First Look: Ed Boland’s New Memoir,The Battle for Room 314
Reviews are already rolling in that celebrate Boland’s fierce honesty and insightful commentary. “By turns hilarious and heartbreaking,” writes Publishers Weekly, “Boland’s memoir is a deeply human story about the power of teaching.” Kirkus Reviews is calling it “an unflinchingly honest account of one man’s experiences with inner-city education.” The New York Post finds it “riveting ... There’s nothing dry or academic here. It’s tragedy and farce, an economic and societal indictment of a system that seems broken beyond repair.” And to James E. Ryan, Dean of the Harvard Graduate School of Education, the memoir is “a humbling reminder that no teacher is an island, and that schools, systems, and communities all share a responsibility to ensure that every child has access to a quality education.”
“Until this memoir, I‘d never written a thing in my life,” says Ed Boland in a recent interview. ”I suppose that tells you how urgently I needed to reflect on my experience as a failed teacher. What started as a personally cathartic exercise ended up as a very public statement about the children in our schools whose lives are so hobbled by poverty.” Indeed, it’s poverty—and associated issues of mass incarceration, drug policy, immigration, and America’s segregated, two-tiered education system—that are the real subjects of Boland’s work. Both his book and his keynotes are much-needed ways to move the education debate from the micro to the macro, and dispell the myth of the Hollywood-styled classroom, all by using a few under-recognized ideas.
For more information on The Battle for Room 314, we’ll now turn to the publisher:
In a fit of idealism, Ed Boland left a twenty-year career as a non-profit executive to teach in a tough New York City public high school. But his hopes quickly collided headlong with the appalling reality of his students’ lives and a hobbled education system unable to help them: Freddy runs a drug ring for his incarcerated brother; Nee-cole is homeschooled on the subway by her brilliant homeless mother; and Byron’s Ivy League dream is dashed because he is undocumented.

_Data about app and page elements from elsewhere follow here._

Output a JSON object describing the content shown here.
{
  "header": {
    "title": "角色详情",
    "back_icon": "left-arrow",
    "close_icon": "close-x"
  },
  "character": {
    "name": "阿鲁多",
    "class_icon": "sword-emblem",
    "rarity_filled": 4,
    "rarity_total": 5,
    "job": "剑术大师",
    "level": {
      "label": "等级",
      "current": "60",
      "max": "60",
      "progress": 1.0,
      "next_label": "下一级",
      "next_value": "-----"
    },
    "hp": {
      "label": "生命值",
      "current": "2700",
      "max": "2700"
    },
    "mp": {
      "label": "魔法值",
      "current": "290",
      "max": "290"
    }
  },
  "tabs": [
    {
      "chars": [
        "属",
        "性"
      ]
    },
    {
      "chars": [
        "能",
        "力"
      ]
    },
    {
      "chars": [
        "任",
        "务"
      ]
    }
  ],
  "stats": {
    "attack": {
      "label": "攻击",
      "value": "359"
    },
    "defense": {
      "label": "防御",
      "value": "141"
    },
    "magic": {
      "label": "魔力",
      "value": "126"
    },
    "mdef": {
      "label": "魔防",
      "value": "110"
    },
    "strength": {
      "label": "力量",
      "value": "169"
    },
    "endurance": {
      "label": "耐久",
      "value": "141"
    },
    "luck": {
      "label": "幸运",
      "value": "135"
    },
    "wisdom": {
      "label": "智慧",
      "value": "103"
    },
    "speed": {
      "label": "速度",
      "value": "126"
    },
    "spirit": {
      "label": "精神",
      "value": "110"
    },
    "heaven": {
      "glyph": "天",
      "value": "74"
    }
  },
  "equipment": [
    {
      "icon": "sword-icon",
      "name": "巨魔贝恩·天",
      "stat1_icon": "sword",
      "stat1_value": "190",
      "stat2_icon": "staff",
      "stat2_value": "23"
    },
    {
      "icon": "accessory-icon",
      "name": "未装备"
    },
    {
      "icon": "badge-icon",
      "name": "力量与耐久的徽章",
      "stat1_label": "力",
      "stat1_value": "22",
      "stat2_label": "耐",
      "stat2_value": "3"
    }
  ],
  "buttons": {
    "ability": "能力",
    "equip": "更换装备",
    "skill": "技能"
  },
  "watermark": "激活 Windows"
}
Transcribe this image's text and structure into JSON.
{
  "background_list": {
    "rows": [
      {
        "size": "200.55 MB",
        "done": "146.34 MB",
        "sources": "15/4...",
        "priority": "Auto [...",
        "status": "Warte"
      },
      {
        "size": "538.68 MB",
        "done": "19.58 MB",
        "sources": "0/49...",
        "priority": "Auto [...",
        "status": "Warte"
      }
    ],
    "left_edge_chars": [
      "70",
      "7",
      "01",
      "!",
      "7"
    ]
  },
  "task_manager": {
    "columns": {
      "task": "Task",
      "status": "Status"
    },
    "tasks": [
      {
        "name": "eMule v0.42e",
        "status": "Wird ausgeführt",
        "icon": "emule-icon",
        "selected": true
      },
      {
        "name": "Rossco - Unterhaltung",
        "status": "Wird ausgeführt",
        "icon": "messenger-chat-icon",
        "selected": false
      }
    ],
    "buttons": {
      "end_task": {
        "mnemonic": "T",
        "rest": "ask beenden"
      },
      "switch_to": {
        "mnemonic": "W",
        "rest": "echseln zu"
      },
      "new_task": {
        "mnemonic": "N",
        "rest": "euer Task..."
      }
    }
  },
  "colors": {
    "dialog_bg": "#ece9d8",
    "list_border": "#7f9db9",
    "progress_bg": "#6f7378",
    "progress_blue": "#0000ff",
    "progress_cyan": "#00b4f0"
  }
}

In the end, Boland isn’t hoisted on his students’ shoulders and no one passes AP anything. This is no urban fairy tale of at-risk kids saved by a Hollywood hero, but a searing indictment of schools that claim to be progressive but still fail their students. Told with compassion, humor, and a keen eye, Boland's story is sure to ignite debate about the future of American education and attempts to reform it.
To hire education speaker Ed Boland for your next keynote event, contact The Lavin Agency speakers bureau.